The attacks of Sept. 11 created a second opportunity. In the wake of the collapse of the Twin Towers and the destruction at the Pentagon, governments around the world were stunned -- the fruits of globalization, which had so advanced the cause of prosperity, could also be utilized by those who would seek to bring down the state. What's more, all governments were vulnerable -- democracies and non-democracies, developed and developing states alike. The shock to supply chains around the world in the attacks' aftermath, when interruptions in air travel and new security procedures impeded the flow of goods and services, made many realize how vulnerable the international system really was. And because the rising and resurgent powers had harnessed their chariots to the horses of global economic growth, they were amenable to finding common ground.
As a result, the anti-terrorist coalition could have become the basis for a new concert of powers. But the give-and-take of the classic concert system, in which a series of quid pro quos set the basis for collective decisions, was a mindset largely alien (http://www.nationalinterest.org/Article.aspx?id=17642) to both the Bush administration and Congress. With a new concert not in the making, and with the U.S. making clear it would act unilaterally in order to secure its own interests, other states began to find ways not to openly challenge the United States (which is what the DPG had assumed would happen) but instead to find ways "to take what they need from the West while routing around [an] American-led world order," as Steven Weber, Naazneen Barma and Ely Ratner have observed (http://globetrotter.berkeley.edu/NewEra/pdfs/Barma_WorldWithout2007.pdf). So the idea that the P-5, or the G-8, or even the G-20 can somehow function as a "steering committee for the world" under American guidance seems quite remote.
Has the global financial crisis of 2008-2009 created a third opportunity? I was intrigued by the perspective offered by Parag Khanna, my co-panelist this past week at a "Rise of the Rest" panel sponsored by the Carnegie Council on Ethics and International Affairs. As I understood it, Khanna outlined a strategy for maintaining America's "indispensability," not by taking direct action all over the globe, but by convening a series of informal global networks designed to tackle specific problems. This fits in nicely with his advocacy of a strategy of promoting "equilibrium." But it requires the U.S. being able to come to terms with the reality of multipolarity (http://www.worldpoliticsreview.com/article.aspx?id=3298) -- about which I have my doubts, as I expressed in last week's column.
One of my other co-panelists this week, pollster Craig Charney, noted that in many parts of the world, people would still prefer that the U.S. take the lead (http://www.worldpoliticsreview.com/article.aspx?id=4571) in shaping the global order, as opposed to China. The window still is open -- but for how much longer?
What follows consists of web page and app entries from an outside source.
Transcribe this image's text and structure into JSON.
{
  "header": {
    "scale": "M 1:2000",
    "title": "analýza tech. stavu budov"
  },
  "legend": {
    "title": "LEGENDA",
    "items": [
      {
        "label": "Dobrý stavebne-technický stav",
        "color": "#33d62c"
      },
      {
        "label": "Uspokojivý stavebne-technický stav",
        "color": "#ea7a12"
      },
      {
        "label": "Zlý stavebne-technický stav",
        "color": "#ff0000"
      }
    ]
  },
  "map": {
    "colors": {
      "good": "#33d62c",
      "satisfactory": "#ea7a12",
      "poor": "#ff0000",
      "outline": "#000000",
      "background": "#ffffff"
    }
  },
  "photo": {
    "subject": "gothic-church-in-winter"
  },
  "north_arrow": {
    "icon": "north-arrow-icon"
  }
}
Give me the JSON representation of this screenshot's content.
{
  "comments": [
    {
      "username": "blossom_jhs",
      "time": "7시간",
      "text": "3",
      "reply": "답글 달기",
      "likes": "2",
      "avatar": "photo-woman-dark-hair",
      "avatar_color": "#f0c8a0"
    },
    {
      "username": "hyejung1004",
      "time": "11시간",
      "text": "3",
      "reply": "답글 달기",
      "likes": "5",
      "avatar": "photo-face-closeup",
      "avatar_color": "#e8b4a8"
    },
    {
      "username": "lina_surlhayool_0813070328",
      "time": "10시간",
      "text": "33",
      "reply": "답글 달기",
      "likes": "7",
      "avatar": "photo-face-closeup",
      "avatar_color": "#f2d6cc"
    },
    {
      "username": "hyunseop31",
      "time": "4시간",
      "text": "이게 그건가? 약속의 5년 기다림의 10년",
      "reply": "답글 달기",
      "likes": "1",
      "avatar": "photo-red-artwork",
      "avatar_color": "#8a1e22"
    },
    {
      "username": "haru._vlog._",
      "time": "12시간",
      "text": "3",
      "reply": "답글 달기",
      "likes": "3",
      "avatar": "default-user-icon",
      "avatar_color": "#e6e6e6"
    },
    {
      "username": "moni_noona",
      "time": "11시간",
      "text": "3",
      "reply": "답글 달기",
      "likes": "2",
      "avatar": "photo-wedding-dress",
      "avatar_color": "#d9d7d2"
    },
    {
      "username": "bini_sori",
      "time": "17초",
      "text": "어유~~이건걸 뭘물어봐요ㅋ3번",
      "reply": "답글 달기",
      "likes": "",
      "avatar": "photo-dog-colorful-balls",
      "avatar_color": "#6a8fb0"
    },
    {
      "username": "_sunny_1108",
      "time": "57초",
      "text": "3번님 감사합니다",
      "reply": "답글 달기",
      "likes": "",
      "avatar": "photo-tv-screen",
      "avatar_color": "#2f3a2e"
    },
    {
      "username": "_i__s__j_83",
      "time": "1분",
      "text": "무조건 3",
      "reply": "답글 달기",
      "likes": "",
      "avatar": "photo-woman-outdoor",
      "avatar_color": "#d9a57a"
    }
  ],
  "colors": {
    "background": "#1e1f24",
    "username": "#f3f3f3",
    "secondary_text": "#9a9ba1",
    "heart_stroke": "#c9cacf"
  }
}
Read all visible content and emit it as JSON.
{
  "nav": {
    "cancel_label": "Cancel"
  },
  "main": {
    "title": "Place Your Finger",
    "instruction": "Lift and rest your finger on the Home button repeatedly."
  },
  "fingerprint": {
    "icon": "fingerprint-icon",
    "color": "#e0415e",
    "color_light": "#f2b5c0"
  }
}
Nikolas K. Gvosdev is the former editor of the National Interest, and a frequent foreign policy commentator in both the print and broadcast media. He is currently on the faculty of the U.S. Naval War College. The views expressed are his own and do not reflect those of the Navy or the U.S. government. His weekly WPR column, The Realist Prism, appears every Friday.